Items from an interface collection:
Start of Block

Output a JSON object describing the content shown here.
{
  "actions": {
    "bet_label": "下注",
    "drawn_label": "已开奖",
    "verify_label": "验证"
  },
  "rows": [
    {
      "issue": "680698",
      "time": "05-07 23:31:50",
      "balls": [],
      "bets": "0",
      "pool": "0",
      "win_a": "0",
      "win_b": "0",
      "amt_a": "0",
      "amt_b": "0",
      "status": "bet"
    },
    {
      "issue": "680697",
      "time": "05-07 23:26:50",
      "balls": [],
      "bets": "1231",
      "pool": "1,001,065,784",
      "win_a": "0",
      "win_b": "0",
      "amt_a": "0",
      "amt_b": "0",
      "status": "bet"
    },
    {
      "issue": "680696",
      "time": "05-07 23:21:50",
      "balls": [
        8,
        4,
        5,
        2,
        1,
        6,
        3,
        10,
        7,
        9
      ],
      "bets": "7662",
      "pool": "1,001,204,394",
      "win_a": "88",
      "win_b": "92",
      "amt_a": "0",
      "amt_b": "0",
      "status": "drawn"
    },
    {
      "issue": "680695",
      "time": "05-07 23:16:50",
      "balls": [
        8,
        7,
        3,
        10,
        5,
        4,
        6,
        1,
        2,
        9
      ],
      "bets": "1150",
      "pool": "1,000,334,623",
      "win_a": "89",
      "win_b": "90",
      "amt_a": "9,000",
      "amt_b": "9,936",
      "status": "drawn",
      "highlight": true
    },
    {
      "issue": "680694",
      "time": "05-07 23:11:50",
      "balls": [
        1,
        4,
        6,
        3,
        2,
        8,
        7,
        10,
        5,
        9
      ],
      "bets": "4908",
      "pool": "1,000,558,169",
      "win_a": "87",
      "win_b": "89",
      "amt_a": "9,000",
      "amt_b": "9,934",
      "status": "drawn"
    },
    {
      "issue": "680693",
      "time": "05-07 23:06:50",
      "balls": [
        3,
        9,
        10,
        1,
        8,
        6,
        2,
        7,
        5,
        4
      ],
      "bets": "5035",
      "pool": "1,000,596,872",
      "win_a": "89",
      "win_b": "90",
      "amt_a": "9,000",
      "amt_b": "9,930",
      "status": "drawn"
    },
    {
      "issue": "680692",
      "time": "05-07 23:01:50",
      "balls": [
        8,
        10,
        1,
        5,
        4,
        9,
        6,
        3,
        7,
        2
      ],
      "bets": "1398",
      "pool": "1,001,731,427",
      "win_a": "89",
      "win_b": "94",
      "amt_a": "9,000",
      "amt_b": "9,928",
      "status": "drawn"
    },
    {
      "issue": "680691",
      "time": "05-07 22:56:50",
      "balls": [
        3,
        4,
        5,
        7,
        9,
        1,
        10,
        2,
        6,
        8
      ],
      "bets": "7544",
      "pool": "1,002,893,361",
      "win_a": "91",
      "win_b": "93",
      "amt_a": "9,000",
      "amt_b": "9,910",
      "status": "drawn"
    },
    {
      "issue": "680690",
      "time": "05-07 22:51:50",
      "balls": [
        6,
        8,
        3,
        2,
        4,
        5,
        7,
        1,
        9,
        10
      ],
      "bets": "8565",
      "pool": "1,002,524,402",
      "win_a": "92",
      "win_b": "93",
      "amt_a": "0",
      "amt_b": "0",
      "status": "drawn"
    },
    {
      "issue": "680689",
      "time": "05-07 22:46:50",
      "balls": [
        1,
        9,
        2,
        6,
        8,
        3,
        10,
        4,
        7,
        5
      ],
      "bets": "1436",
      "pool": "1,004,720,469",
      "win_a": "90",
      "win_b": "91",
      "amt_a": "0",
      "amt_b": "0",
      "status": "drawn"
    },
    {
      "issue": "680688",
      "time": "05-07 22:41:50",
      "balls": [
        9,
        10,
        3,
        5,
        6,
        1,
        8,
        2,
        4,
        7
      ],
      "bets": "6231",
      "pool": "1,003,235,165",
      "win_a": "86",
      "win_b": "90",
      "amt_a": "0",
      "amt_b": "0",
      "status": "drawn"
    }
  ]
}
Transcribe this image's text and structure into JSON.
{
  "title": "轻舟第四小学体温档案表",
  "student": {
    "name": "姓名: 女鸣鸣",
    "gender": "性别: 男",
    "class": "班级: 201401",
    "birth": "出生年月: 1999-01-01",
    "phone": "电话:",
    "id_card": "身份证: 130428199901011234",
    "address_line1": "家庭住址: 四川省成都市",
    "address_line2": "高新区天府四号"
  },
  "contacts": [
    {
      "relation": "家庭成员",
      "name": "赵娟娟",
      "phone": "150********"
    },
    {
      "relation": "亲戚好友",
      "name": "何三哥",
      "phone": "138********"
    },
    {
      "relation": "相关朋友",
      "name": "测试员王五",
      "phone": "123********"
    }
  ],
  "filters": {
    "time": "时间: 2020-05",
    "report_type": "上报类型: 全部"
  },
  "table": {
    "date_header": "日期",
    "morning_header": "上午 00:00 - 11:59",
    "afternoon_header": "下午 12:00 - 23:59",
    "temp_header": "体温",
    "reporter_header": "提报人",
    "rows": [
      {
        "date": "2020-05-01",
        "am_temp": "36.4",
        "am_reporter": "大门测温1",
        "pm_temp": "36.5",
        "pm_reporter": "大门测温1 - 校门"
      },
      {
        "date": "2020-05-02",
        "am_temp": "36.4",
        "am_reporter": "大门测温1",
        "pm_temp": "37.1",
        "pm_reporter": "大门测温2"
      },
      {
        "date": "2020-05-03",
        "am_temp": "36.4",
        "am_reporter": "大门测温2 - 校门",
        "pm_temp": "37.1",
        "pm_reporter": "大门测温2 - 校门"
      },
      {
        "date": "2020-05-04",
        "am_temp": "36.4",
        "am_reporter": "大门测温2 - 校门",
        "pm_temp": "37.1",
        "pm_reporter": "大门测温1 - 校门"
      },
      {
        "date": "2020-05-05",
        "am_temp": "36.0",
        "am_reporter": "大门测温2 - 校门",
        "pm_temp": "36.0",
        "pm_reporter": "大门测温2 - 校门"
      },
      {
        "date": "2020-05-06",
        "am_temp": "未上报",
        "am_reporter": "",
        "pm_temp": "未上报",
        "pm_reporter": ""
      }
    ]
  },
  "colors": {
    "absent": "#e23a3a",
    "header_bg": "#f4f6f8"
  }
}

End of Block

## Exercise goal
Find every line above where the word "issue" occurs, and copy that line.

## Answer to the exercise
      "issue": "680698",
      "issue": "680697",
      "issue": "680696",
      "issue": "680695",
      "issue": "680694",
      "issue": "680693",
      "issue": "680692",
      "issue": "680691",
      "issue": "680690",
      "issue": "680689",
      "issue": "680688",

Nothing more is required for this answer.